On Friday of last week (10/20), I was a guest on Michael Cameron’s daily radio program “Win-Win@Work” and had the opportunity to speak about my favorite topic – building and leading a world-class recruiting team. It’s a wonderful thing when you find yourself leading a team that has hit its collective stride. It’s a magical place, a place where the beer flows like wine, and where beautiful women instinctively flock like the salmon of Capistrano. Building and leading a team is the most satisfying part of the job for me, and when things are good, they are really good.
But we know in this crazy Talent Acquisition life, every day is a snapshot – who knows what tomorrow will bring, much less what might happen in 2022. So when Mr. Cameron (makes me feel younger to call anyone “Mister”) asked me at the end of our interview, “where do you see Talent Acquisition in five years?”, I’ll admit I chewed on my tongue a bit ~ five freaking years??
Since, “I don’t have a clue, Mike” is a decidedly bad answer to a live broadcast question, the little man started rummaging my subconscious mind for those thoughts I have when allowed to be future-focused. To my surprise, I think I may have made a little sense, you tell me.
Three things I expect to see in Talent Acquisition by 2022:
- Talent Networks/Communities Will Explode ~ If you aren’t building a community already, you better get with the program. Building virtual connections by sharing meaningful information is definitely a “long” play, but when those crops start to come in, you’ll have a pipeline of engaged candidates.
- Speed Wins ~ The application process is an absolute beating. Everybody seems to know this, but even with technology advances the process takes, on average, 30 minutes. That’s garbage. Find the key to that door and the kingdom is yours. The huge ATS is going to go buh-bye, and the sooner the better.

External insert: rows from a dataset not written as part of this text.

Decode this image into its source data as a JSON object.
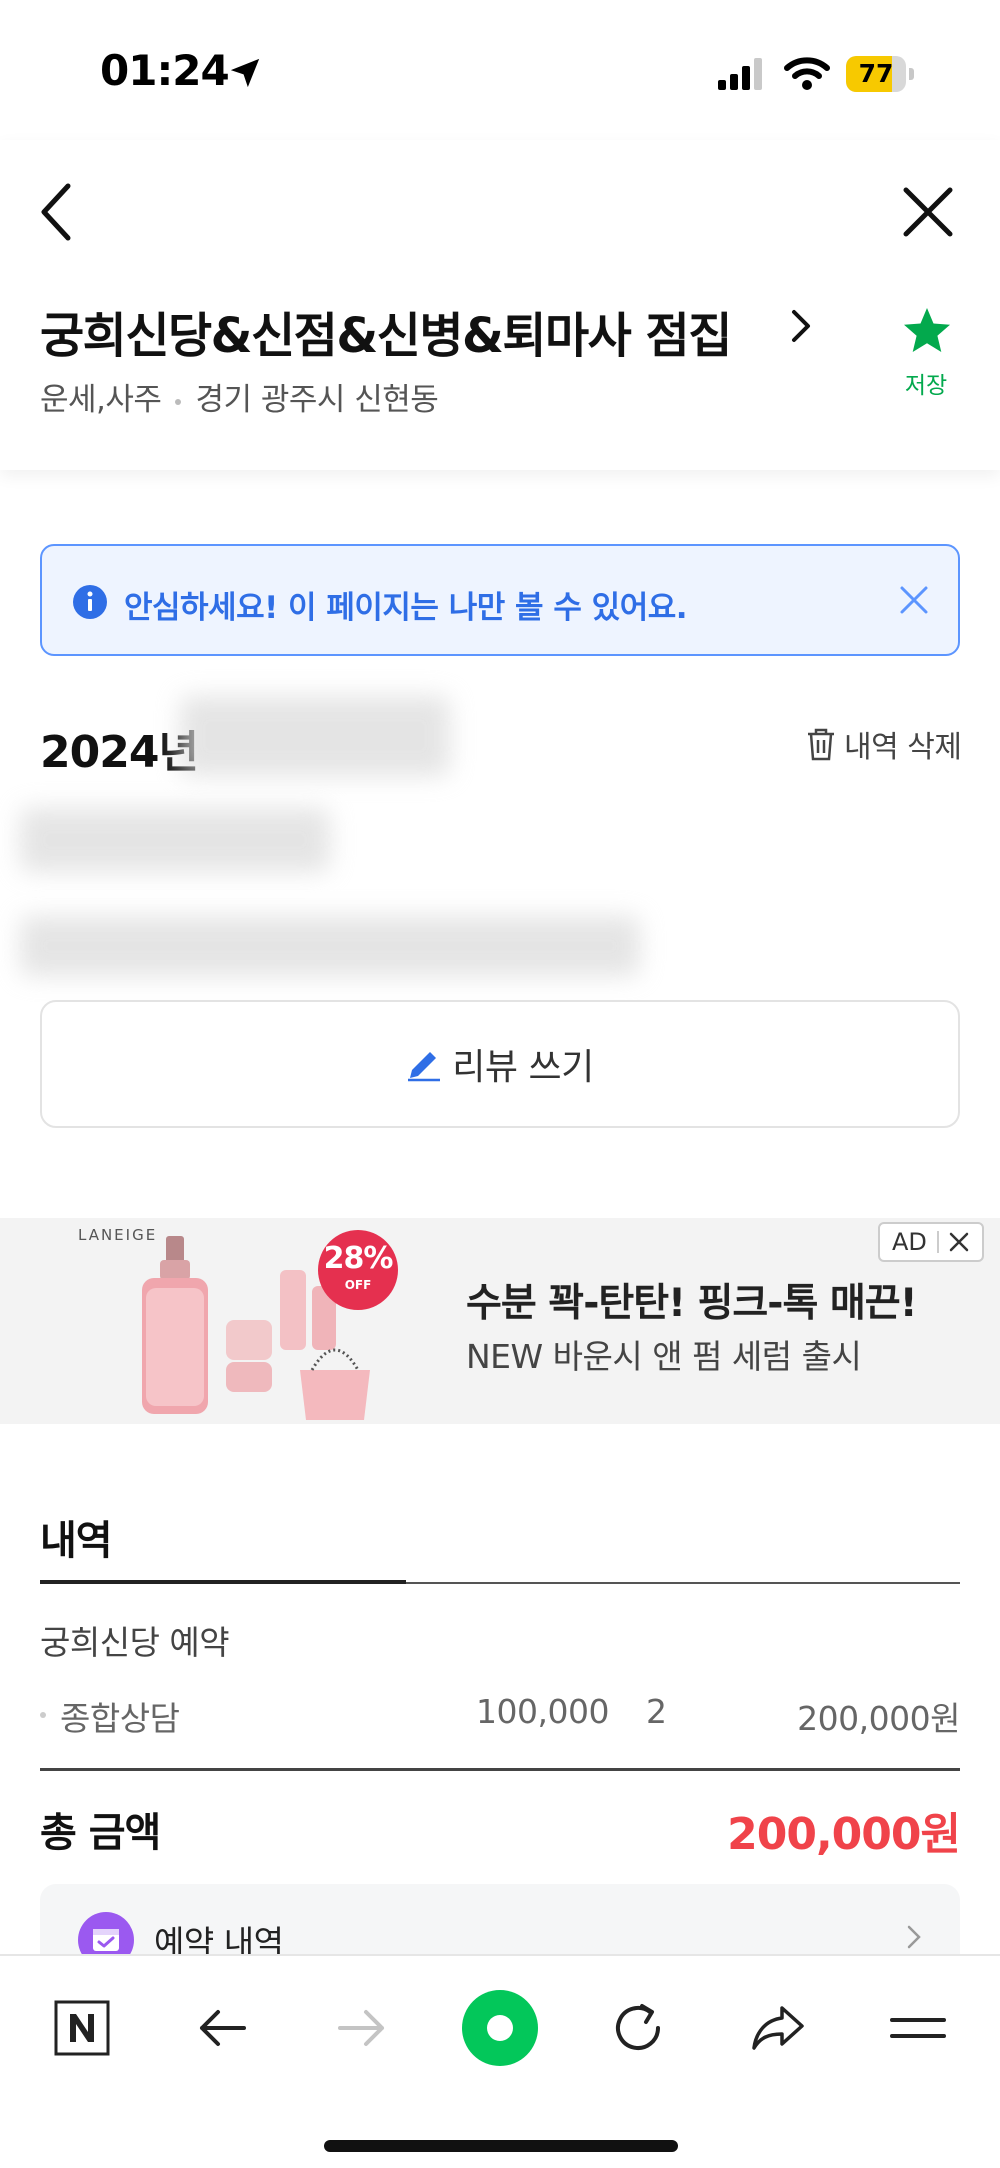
{
  "status_bar": {
    "time": "01:24",
    "battery": "77",
    "battery_level": 0.77,
    "colors": {
      "battery_fill": "#f7c900"
    }
  },
  "header": {
    "title": "궁희신당&신점&신병&퇴마사 점집",
    "category": "운세,사주",
    "address": "경기 광주시 신현동",
    "save_label": "저장",
    "icons": [
      "back-icon",
      "close-icon",
      "chevron-right-icon",
      "star-icon"
    ],
    "colors": {
      "save": "#03a94d"
    }
  },
  "notice": {
    "text": "안심하세요! 이 페이지는 나만 볼 수 있어요.",
    "colors": {
      "accent": "#2f6ee6",
      "background": "#eef4ff"
    }
  },
  "booking": {
    "date_prefix": "2024년",
    "delete_label": "내역 삭제",
    "review_label": "리뷰 쓰기"
  },
  "ad": {
    "brand": "LANEIGE",
    "badge": "28%",
    "badge_sub": "OFF",
    "headline": "수분 꽉-탄탄! 핑크-톡 매끈!",
    "subline": "NEW 바운시 앤 펌 세럼 출시",
    "mark": "AD"
  },
  "details": {
    "title": "내역",
    "shop_line": "궁희신당 예약",
    "items": [
      {
        "name": "종합상담",
        "price": "100,000",
        "qty": "2",
        "total": "200,000원"
      }
    ],
    "total_label": "총 금액",
    "total_value": "200,000원",
    "history_label": "예약 내역",
    "colors": {
      "total": "#f0434a",
      "history_icon": "#9b59f0"
    }
  },
  "toolbar": {
    "icons": [
      "naver-n-icon",
      "back-arrow-icon",
      "forward-arrow-icon",
      "green-dot-icon",
      "refresh-icon",
      "share-icon",
      "menu-icon"
    ],
    "colors": {
      "green": "#03c75a"
    }
  }
}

- Blurred Lines ~ With the increased importance of building a people pipeline via talent networks, Talent Acquisition will continue to morph into a Marketing arm of the organization. Candidate or customer, what’s the difference? We’re just scratching the surface of how to maximize the time we engage with a potential candidate, why not also capture them as potential customers? What we have here is another way to tie Talent Acquisition to financial metrics – yay metrics. Same concepts apply – who’s your audience, what kind of persona are you targeting, and how do you most effectively reach them?
There’s also one other fundamental belief I have that isn’t universally shared. Fundamentally, I still see our job being relationship-driven by talented people in recruiting roles. There’s a swell of Orwellian thinking that technology will replace recruiters as time progresses. Here’s the problem – the HR-Tech boon of the last several years has, in many ways, resulted in white noise. Too many tools, too many gimmicks (too many blogs, consultants, and “experts” too for that matter.) I still believe the recruiting function needs to be internally based and owned by actual employees of the company. The technology that succeeds will be the kind that frees up recruiters to do what they do best – recruit.
If you want to listen to the conversation, here’s the link. And yes, I really do sound like that.
John Whitaker (“Whit”) is Vice President of Talent Acquisition for DentalOne Partners and the founder of HRHardball.com (2008). He specializes in building and developing strong recruiting teams who are unafraid of “kicking the ant pile.” Like most Texans, he loves to tell a story (especially those that include an armadillo or a poker game) and cutting through the chaff…don’t take it personal.